After a week or so, I even asked him, “Why are you doing this?” It was a long time ago, so I don’t remember his exact words, but the gist was this: “Because I want to pass on my knowledge and experience before I rotate back to the states. I chose you because I believe you can do this job.”
That three month period with John changed my life, professionally. I transformed from being convinced I had zero chance of success in the Air Force to being a confident, competent, functioning member of an awesome team.
I could never repay John for what he gave me, but I pay it forward every time I teach, every time I help a junior programmer, every time I lead a meetup, every time I mentor an apprentice. All because one person met me at a time when I did not believe in myself and told me, “I believe in you.”

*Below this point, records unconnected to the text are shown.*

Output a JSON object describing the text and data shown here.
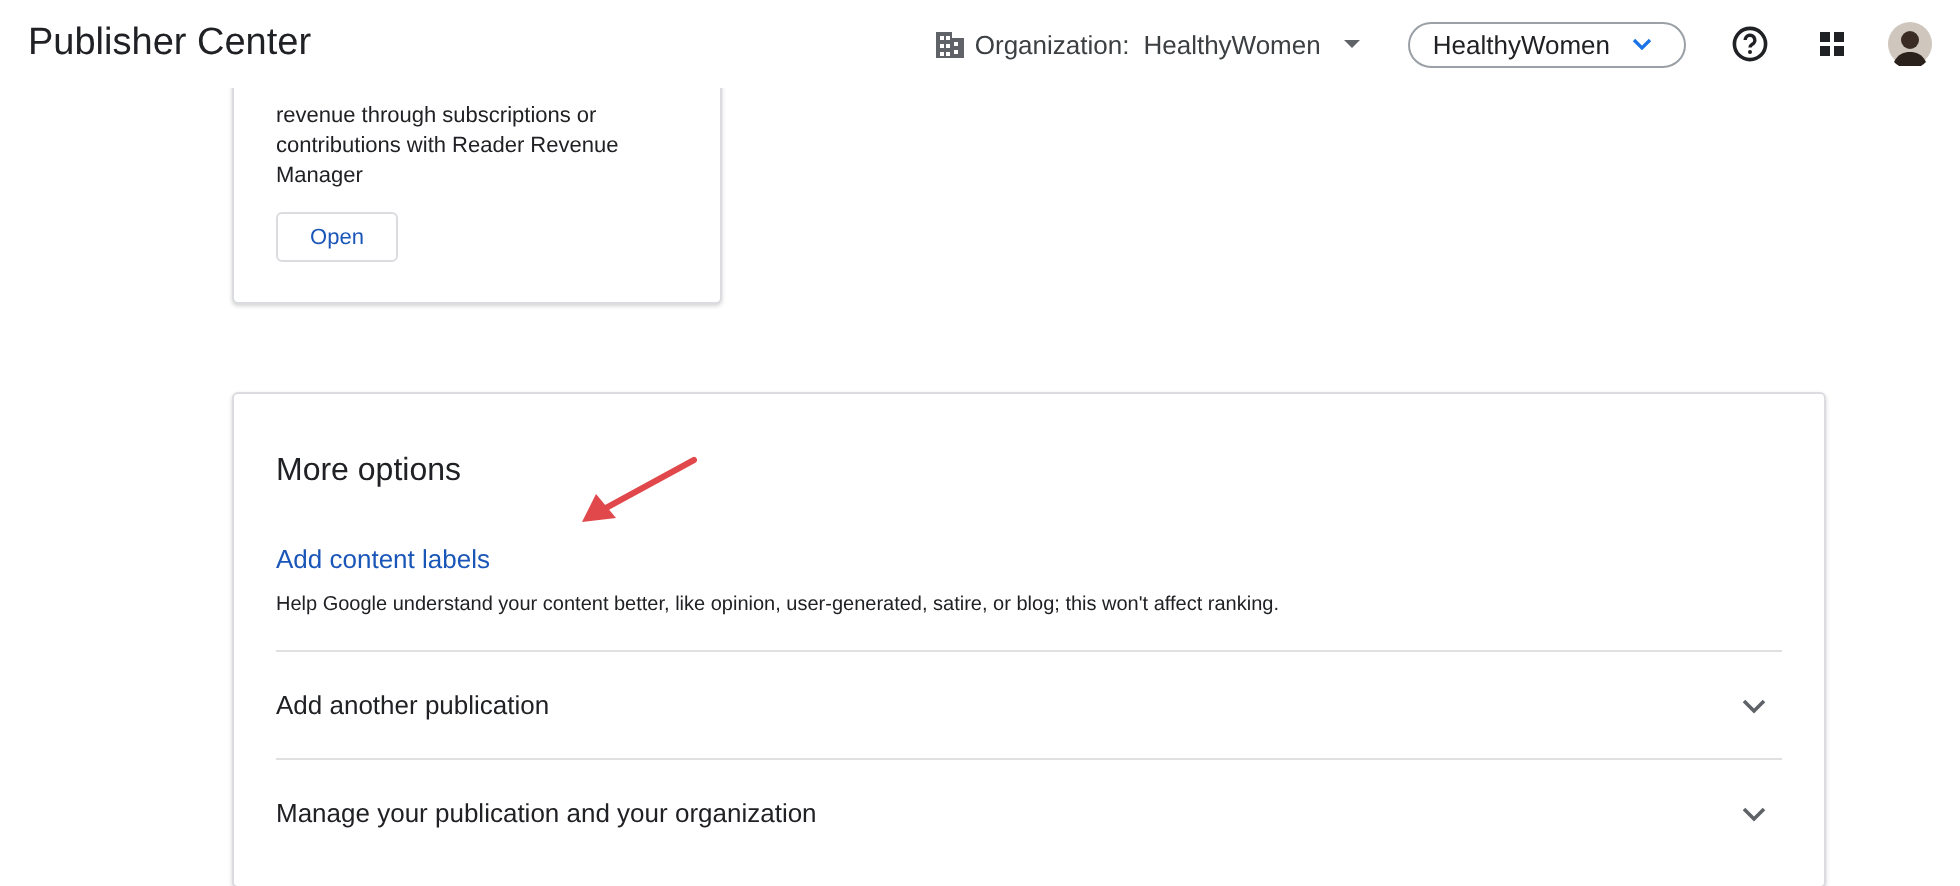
{
  "header": {
    "title": "Publisher Center",
    "organization_label": "Organization:",
    "organization_value": "HealthyWomen",
    "publication_button": "HealthyWomen"
  },
  "top_card": {
    "description_lines": [
      "revenue through subscriptions or",
      "contributions with Reader Revenue Manager"
    ],
    "button": "Open"
  },
  "more_options": {
    "title": "More options",
    "link": "Add content labels",
    "link_description": "Help Google understand your content better, like opinion, user-generated, satire, or blog; this won't affect ranking.",
    "sections": [
      {
        "label": "Add another publication",
        "expanded": false
      },
      {
        "label": "Manage your publication and your organization",
        "expanded": false
      }
    ]
  }
}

So the power of a mentor is not in the information that she imparts, although that’s important. It’s not even the new skills that one learns. I’ve been on many teams over the years and many folks have taught me things or shown me how to perform some task.
Very few have inspired me to be better. Fewer still have believed in me enough to invest their time in mentoring me. Only one, in my experience, has inspired me to help others become better.
I am living proof that It only takes one.
That’s the power of a mentor.
My story is certainly not unique. I imagine most of us have had a mentor or an encourager in our lives, someone that contributed greatly to who we are today. It might be a parent, a teacher, a sibling, a friend. Or even a co-worker that you knew for only a brief time but influenced you for the rest of your life.
If you have benefited from such a person, then I would encourage you to become that person for someone else. I’m sure John had no idea that he would have such an impact on my life. Odds are you won’t know what kind of impact you have on the people you mentor. It took many years for me to realize the impact John had on me.
But that’s ok. Do it anyway.
“What if I’m no good at it?,” you might ask. “Or what if my apprentice just doesn’t work out? I’ll just be wasting everyone’s time.”
It’s possible. Do it anyway.
No time invested in someone else is wasted. As Laura Vanderkam says in her excellent book, Off the Clock, “People are a good use of time.”
Put your time to good use. Become a mentor.